“The Mystery of Oil Prices”, an article by Dr. Leonel FernándezMarch 17, 2016
Over production by OPEC countries and a drop in demand from China has driven down the price of “black gold.” Although in recent weeks, prices have gone up again due to speculation in the futures market.
Since June 2014 up to February of this year, that is to say the last 20 months, crude oil prices have dropped 75%, from $108 per barrel to $26.
The reasons posited to explain why this happened include,
on the one hand, overproduction of oil leading to market saturation, and on the other, a slowdown in economic growth in China, resulting in a decrease in demand.
In other words: in accordance with the criteria put forth, what explains the recent brutal collapse in oil prices is the classic concept of the relationship between supply and demand, which dictates market behavior in a freely competitive economy.
In part, this is true. Overproduction has meant
that OPEC countries have nearly 32 million barrels on the market, and after the lifting of sanctions, Iran has increased its production to three million barrels a day, while Iraq produces 4.3 million barrels a day.
In the United States – as a result of the so-called shale gas revolution – production has risen from 4.6 million barrels per day in 2005 to 9.6 million today.
Moreover, at the moment, the United States has 508 million barrels of oil in

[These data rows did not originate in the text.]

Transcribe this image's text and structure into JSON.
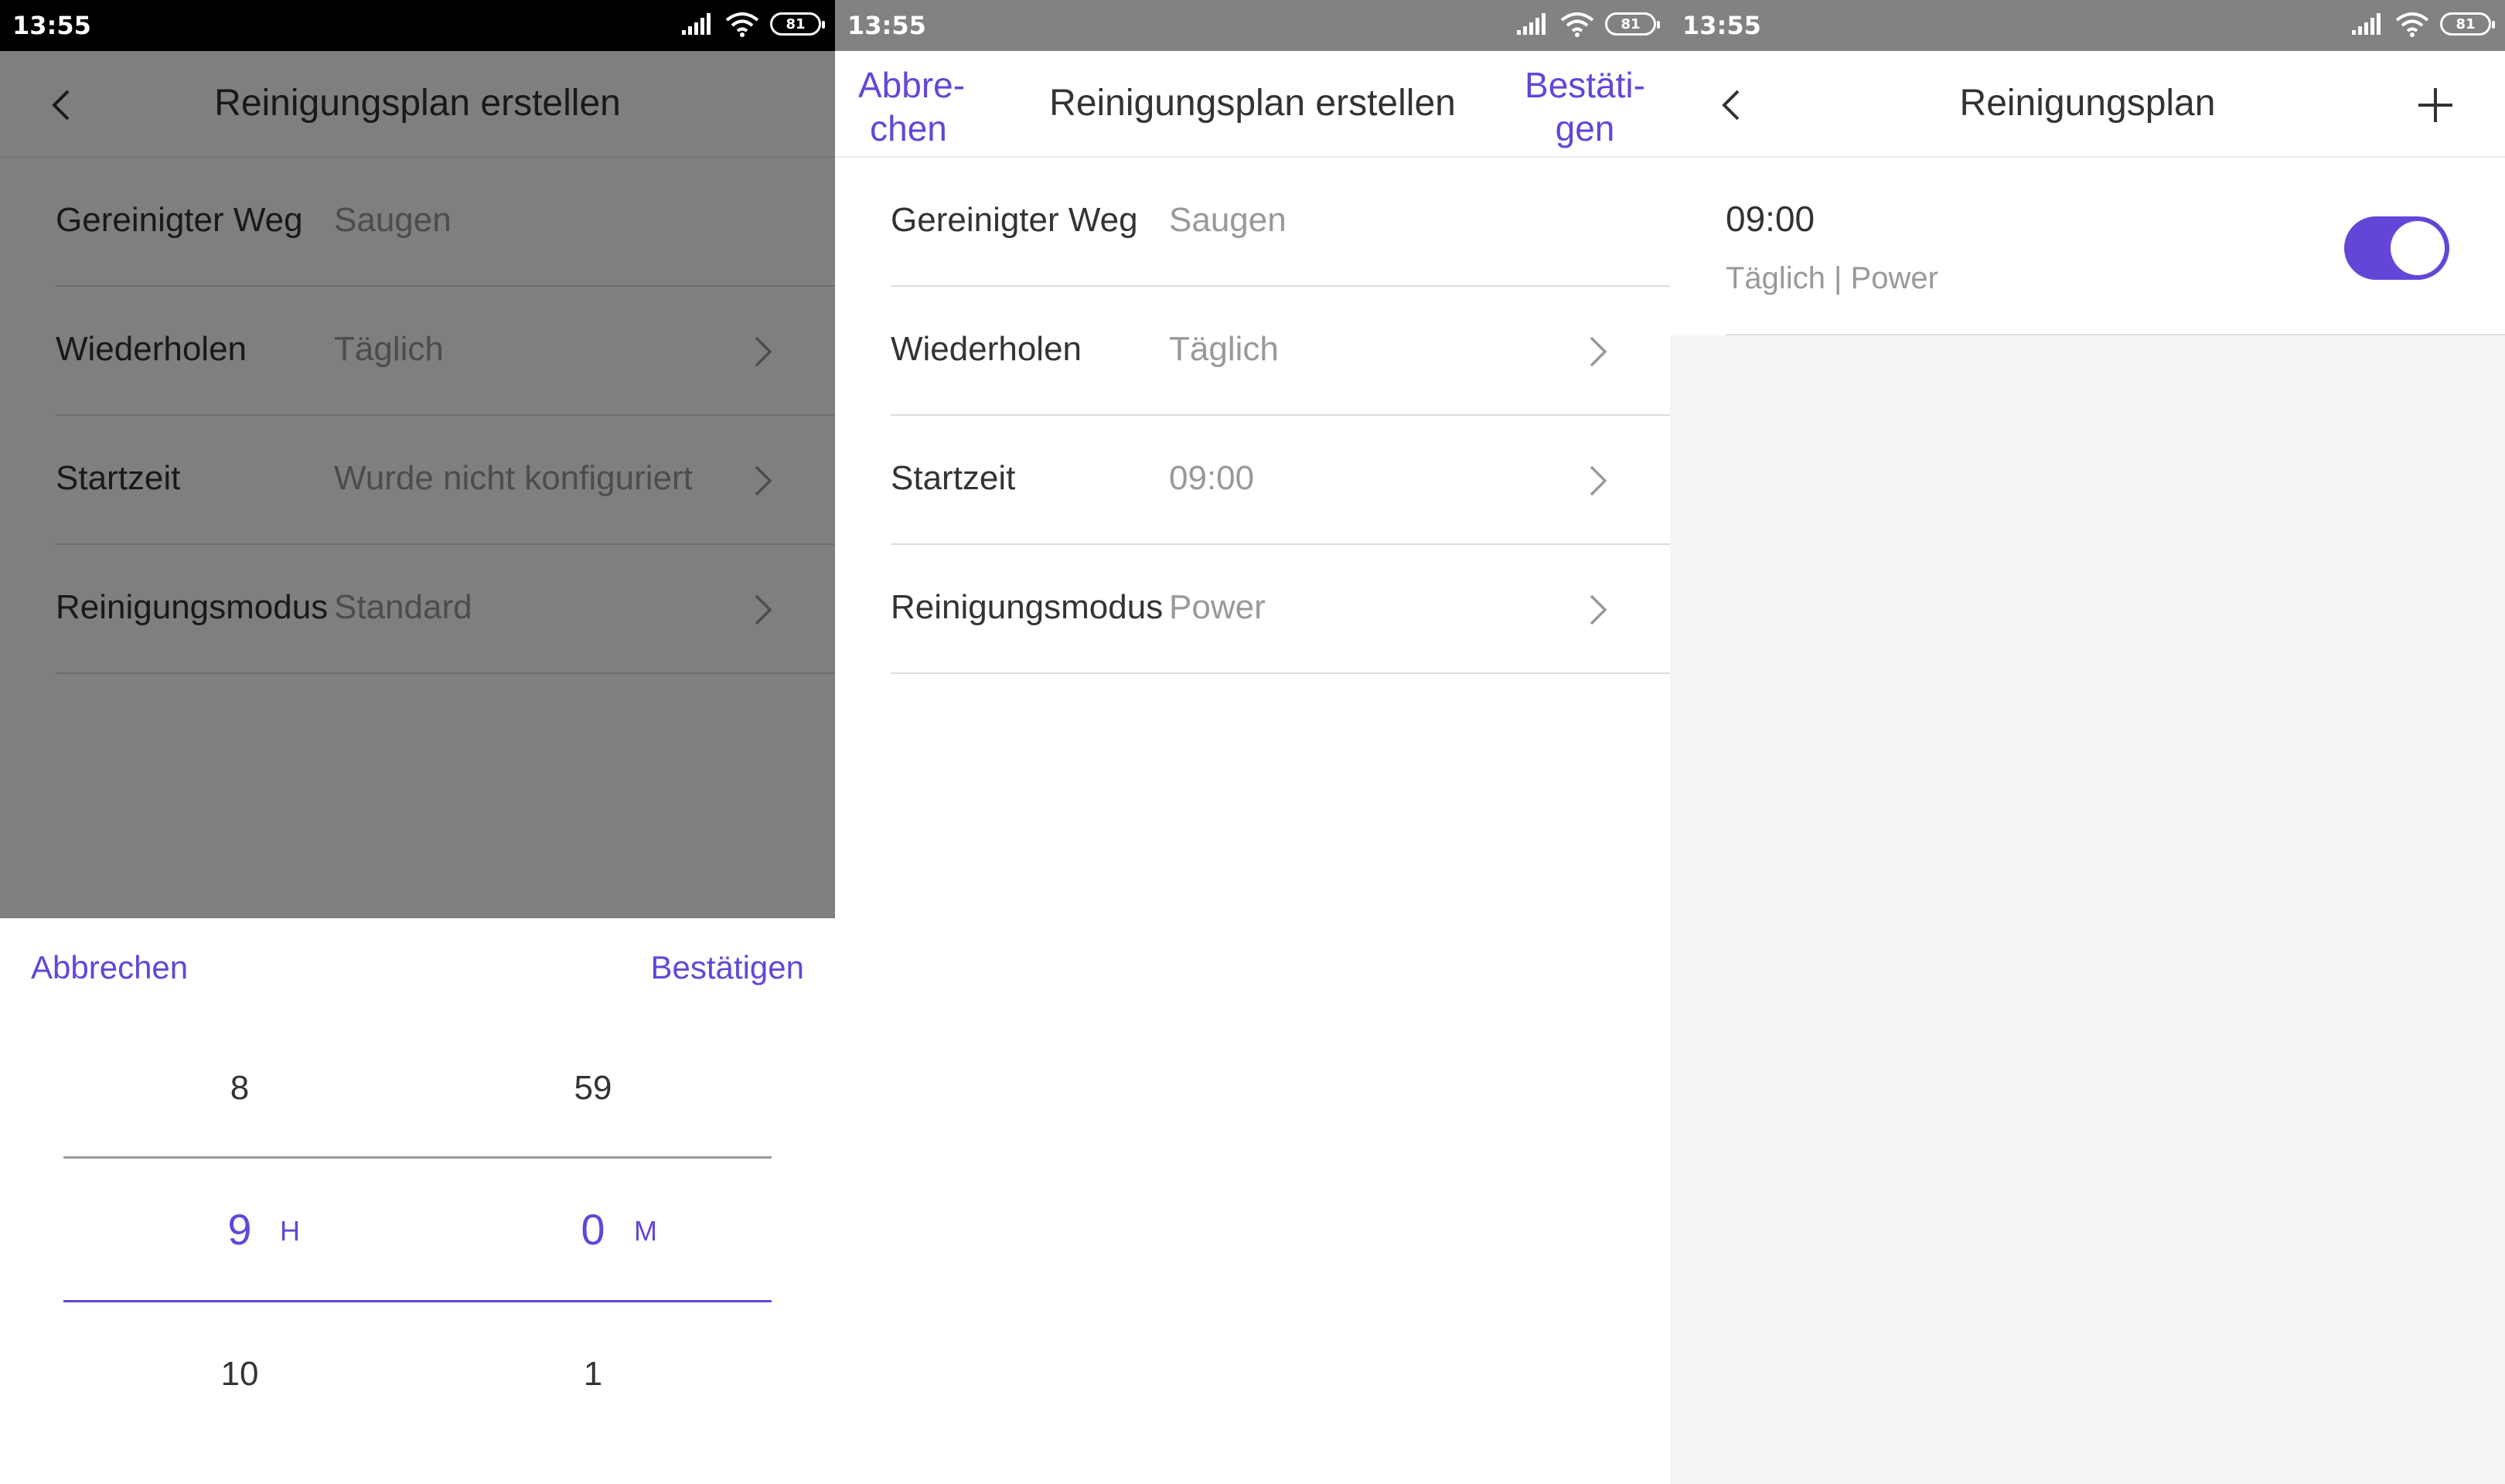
{
  "status": {
    "time": "13:55",
    "battery": "81"
  },
  "screen1": {
    "title": "Reinigungsplan erstellen",
    "rows": [
      {
        "label": "Gereinigter Weg",
        "value": "Saugen"
      },
      {
        "label": "Wiederholen",
        "value": "Täglich"
      },
      {
        "label": "Startzeit",
        "value": "Wurde nicht konfiguriert"
      },
      {
        "label": "Reinigungsmodus",
        "value": "Standard"
      }
    ],
    "picker": {
      "cancel": "Abbrechen",
      "confirm": "Bestätigen",
      "hours": {
        "prev": "8",
        "selected": "9",
        "next": "10",
        "unit": "H"
      },
      "minutes": {
        "prev": "59",
        "selected": "0",
        "next": "1",
        "unit": "M"
      }
    }
  },
  "screen2": {
    "cancel_line1": "Abbre-",
    "cancel_line2": "chen",
    "title": "Reinigungsplan erstellen",
    "confirm_line1": "Bestäti-",
    "confirm_line2": "gen",
    "rows": [
      {
        "label": "Gereinigter Weg",
        "value": "Saugen"
      },
      {
        "label": "Wiederholen",
        "value": "Täglich"
      },
      {
        "label": "Startzeit",
        "value": "09:00"
      },
      {
        "label": "Reinigungsmodus",
        "value": "Power"
      }
    ]
  },
  "screen3": {
    "title": "Reinigungsplan",
    "schedule": {
      "time": "09:00",
      "details": "Täglich | Power",
      "enabled": true
    }
  },
  "colors": {
    "accent": "#6346d8",
    "statusbar_dark": "#000000",
    "statusbar_gray": "#828282"
  }
}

storage, which represents its greatest supply capacity in the past 80 years.
On the demand side, it is logical that with China’s GDP dropping from 12% to 6.5% and the country’s economy shifting from an export model to internally driven development, their oil capacity demand has gone down.
But if the fundamentals of the economy, that is supply and demand, are conclusive causes of the drastic drop in oil prices, why, in the face of
oversupply or declining demand, didn’t oil producing countries take measures to reduce production?
The US is interested in weakening Putin, forcing Iran into negotiations and wearing down Maduro
What is certain is that Saudi Arabia, in order to protect their own market shares, has sought to maintain their current production levels. With that, it is pushing oil prices down and competing with new North American shale gas
However, because of this policy, Saudi Arabia has seen their revenue fall, a drop in their reserves, as well as an increase in their deficit and debt. The fact remains that they have caused bankruptcy among many new US oil companies.
The bankruptcy of these North American companies has caused serious concerns in the financial sector. Banks have been exposed to the risk of not being able to pay back loans at the time when oil prices were above
$100 a barrel.
Also, for purposes of correlation, the collapse of oil prices has had an impact on stock markets, which have seen a drop in value of corporate shares in markets in Shanghai, New York, London, Hong Kong and Frankfurt.
But if that is the situation among new producers, the financial sector and stock markets, why hasn’t the US government intervened and pressured Saudi Arabia and other OPEC members to reduce production and,
consequently, raise oil prices?
Perhaps up to now, the US has had other priorities, such as geopolitical concerns aimed at lowering oil prices, causing a weakening of the Putin government following the Ukraine crisis, which is what is occurring now. The US is also involved in forcing Iran to negotiate its nuclear program, which was successful. And, to wear down the government of Venezuelan President Nicolás Maduro, which is also happening.
Fluctuation in prices is not due exclusively to the law of supply and demand
It is also likely that other variables have been taken into consideration in order to avoid taking measures to increase oil prices.
For example, it is possible that in the face of weak growth in the global economy, arising from the financial crisis unleashed in late 2007, it was thought that a drop in oil prices might create a stimulus for economic
Be that as it may, what is certain is that in the face of the bleak picture created by a reduction in oil prices, countries such as Nigeria and Venezuela have pushed both Saudi Arabia and other OPEC countries to slow down production and encourage a rise in crude prices.
But the only goal that has been reached has been a freeze in oil production. This way, market factors that determine a reduction in oil prices, supply and demand, remain
unchanged, so that there would be no reason for a price increase.
However, in February, after having fallen to its lowest level since 2003, for the last two weeks the price of oil has risen by 32%, reaching over $ 34 a barrel.
The only thing that could really explain this new situation is the strengthening of the US dollar and participation in hedge funds, investment banks and insurance companies buying future contracts in oil stocks through financial
This is what happened in 2008, when oil prices plummeted from $147 a barrel in June of that year to $30 six months later, without there being any change in normal market mechanisms.
Now we know that fluctuations in oil prices do not exclusively correspond to the laws of supply and demand. There are other factors involved, such as the new modality of financial speculation on futures contracts.
Therein lies the mystery of